Want to develop a freelance writing business?
As a freelancer, everything you do works together to help you to build your brand and platform.
Freelance writing: build your brand and platform
There’s a lot of waffle around brands and platforms.
In a nutshell:
- Brand: your reputation;
- Platform: your readership.
You’ll build your brand with everything you do, so aim for reliability and professionalism, always.
Think about your readership (platform) too. A readership helps you in many ways. When you’re building your business, be aware of this. When someone chides you for “wasting time” on a blog, you can respond (loftily or smugly, your choice): “I’m investing in my business… I’m building my brand and platform.”
Let’s look at some powerful strategies you can use.
1. As much as possible, write what you enjoy
When you write what you enjoy you’ll write more. You’ll also be more creative.
Writing prolifically is essential these days; not only when you write for others, but also when you create your own projects. As much as possible, diversify your writing. Also, consider creating “write once and keep selling” projects, such as books.
When you’re just starting, you won’t know enough about yourself as a writer to know exactly what you love to write. Think about what you enjoy reading: that’s always a clue.
If you’re already established, apply the 80/ 20 rule. Spend 80 per cent of your time on what’s giving you the best results.

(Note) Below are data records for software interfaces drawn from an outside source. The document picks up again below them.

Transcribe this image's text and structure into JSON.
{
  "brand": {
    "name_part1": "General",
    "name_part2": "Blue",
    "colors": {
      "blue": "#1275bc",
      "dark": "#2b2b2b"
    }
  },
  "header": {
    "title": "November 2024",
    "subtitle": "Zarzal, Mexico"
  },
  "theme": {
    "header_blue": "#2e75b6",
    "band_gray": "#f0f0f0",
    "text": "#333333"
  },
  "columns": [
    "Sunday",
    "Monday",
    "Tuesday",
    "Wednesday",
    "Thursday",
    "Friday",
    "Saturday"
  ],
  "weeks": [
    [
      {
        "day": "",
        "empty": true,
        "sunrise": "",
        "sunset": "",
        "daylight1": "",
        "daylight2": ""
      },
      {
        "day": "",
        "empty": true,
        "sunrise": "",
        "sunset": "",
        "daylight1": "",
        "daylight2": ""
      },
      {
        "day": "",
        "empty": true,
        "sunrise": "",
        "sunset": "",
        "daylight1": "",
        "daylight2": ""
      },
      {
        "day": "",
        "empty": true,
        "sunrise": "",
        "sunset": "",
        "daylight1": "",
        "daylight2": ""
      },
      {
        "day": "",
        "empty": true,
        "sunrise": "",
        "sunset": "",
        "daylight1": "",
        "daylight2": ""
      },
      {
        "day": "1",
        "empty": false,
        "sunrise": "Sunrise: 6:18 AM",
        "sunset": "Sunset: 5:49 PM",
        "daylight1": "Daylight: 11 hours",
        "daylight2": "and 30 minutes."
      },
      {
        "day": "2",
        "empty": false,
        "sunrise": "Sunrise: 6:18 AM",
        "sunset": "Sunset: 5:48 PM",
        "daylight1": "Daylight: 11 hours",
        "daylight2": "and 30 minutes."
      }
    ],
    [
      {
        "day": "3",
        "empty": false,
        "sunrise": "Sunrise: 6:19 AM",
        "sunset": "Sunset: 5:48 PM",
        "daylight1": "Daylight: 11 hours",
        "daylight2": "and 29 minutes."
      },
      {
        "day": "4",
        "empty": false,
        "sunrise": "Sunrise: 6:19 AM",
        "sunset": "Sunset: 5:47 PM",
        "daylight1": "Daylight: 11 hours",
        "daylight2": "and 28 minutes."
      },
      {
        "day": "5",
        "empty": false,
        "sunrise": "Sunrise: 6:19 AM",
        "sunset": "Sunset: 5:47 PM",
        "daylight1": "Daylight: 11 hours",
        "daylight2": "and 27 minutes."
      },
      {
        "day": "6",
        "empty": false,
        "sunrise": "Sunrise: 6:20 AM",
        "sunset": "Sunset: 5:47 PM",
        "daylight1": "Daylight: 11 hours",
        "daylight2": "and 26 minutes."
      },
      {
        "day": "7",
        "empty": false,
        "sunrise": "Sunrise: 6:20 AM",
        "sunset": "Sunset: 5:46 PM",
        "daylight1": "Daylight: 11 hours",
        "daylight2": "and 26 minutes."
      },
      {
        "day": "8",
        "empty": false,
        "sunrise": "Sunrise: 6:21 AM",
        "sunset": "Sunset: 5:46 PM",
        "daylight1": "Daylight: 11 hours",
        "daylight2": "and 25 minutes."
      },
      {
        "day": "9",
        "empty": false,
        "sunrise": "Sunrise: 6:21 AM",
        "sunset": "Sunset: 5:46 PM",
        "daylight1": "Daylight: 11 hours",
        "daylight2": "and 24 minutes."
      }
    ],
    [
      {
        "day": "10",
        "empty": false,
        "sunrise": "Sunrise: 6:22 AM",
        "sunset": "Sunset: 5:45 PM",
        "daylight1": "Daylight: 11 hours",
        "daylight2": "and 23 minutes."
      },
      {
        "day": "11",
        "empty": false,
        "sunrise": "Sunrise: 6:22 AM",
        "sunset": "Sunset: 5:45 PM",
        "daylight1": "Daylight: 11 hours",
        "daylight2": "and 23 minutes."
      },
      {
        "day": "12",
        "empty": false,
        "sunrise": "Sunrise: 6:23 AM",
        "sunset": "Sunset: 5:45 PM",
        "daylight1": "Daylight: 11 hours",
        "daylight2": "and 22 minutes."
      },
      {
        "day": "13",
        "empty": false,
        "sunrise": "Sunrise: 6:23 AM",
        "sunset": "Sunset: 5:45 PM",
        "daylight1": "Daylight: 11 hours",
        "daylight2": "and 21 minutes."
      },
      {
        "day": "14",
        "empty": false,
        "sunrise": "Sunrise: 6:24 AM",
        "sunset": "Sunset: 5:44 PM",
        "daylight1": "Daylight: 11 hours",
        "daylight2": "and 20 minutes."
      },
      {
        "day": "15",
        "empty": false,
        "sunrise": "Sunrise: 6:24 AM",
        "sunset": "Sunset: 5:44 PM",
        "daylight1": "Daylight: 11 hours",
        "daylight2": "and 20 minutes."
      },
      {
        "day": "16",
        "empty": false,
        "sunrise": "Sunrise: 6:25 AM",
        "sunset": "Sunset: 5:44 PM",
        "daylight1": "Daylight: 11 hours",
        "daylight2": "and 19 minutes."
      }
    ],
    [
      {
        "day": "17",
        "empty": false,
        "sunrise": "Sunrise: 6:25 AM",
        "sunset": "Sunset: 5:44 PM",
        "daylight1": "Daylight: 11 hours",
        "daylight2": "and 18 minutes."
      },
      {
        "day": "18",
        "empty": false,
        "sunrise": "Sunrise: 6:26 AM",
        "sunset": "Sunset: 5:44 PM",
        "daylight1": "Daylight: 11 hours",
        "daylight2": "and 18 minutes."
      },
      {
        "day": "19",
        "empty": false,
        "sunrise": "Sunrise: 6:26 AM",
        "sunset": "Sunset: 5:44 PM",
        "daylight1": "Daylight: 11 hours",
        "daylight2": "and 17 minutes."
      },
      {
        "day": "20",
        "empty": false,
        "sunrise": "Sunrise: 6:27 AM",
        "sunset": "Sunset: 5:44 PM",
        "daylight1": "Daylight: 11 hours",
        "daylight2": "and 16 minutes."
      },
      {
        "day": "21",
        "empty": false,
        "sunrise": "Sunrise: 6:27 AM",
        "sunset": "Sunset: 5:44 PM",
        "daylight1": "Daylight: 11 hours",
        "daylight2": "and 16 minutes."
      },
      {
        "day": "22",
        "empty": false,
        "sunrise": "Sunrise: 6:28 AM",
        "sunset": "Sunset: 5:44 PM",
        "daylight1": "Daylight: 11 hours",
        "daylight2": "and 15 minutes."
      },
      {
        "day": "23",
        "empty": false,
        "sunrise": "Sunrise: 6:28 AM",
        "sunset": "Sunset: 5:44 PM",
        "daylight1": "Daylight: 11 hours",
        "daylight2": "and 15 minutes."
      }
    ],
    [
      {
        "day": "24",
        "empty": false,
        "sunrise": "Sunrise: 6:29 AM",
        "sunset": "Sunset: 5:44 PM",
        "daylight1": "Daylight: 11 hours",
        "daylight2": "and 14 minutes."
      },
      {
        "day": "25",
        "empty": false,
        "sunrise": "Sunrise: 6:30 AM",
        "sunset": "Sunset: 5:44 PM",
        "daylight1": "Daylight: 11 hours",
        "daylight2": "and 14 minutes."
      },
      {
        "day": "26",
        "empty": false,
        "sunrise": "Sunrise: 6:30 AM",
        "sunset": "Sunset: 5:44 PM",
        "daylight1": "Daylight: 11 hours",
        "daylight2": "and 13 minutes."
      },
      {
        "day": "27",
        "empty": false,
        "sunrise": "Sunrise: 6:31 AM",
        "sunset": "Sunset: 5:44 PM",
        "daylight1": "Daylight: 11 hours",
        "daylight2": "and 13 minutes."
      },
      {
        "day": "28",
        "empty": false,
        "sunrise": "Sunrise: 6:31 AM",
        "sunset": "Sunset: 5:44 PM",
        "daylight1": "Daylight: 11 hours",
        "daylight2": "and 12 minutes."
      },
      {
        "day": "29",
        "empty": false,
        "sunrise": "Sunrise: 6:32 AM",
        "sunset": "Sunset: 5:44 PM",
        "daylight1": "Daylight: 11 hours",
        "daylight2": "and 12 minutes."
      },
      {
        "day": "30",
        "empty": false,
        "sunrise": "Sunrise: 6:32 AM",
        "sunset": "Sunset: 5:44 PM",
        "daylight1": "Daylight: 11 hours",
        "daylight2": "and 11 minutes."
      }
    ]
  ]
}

Spend 20 per cent of your time experimenting, because if you do what you always do, you’ll get what you always get. Get creative. Develop ideas.
2. Plan for your success: planning is essential to avoid wasting time
A plan keeps you moving forward.
Let’s say you’re focusing on your freelance writing clients. Plan to get three new clients each month. Plan to always have ten projects on which you’re currently working. Plan how you’ll get clients on retainer.
On the other hand, you may be tired of writing for others. In that case, develop a self-publishing schedule for yourself. Plan to publish something new each month.
Today, your opportunities in freelance writing are literally unlimited. You can write what you enjoy, and develop your own successful business. Also, be aware that you’re the only one who can place a ceiling on your income.
3. Think about your readers and building your platform
Your brand is you. Everything you do builds your brand.
Build your client list by creating a simple newsletter, or something which lets you contact clients at least once a month.
If you’re creating information products, promote your name, rather than specific products. You need people to recognize your name as a writer. Your name is your brand, and brand builds platform.
4. Your clients are gold: help them as much as you can
Some of my clients have been with me for the past decade. When I was still writing for magazines, I contributed to one magazine for 15 years.
The only way to keep clients is to keep them happy. As the saying goes, go beyond your brief. When your clients are successful, you’ll be successful too.
5. Get more mileage from your words
There are just 24 hours in a day.
Can you repurpose blog posts into books? Can you publish your books on Amazon, and for a web audience? Think ahead, as you write, to other options for your writing.
One proviso: remember that if you’re ghostwriting, you’re performing “work done for hire.” This means that you’re selling ALL rights in your ghostwritten words. Once your client has paid you in full, the copyright in your writing passes to him.
Start your freelance writing business today
There’s never been a better time to launch a new writing business. Remember that you’re always building your brand. When you have time, think about your platform (readership) too.
Most importantly: do what you love, and have fun.
Copywriter and marketing pro Angela Booth maintains a busy copywriting and ghostwriting practice. Fascinated by online marketing, she wrote one of the first business books for internet marketing, published by Allen & Unwin. She’s been an enthusiastic blogger since the late 1990s.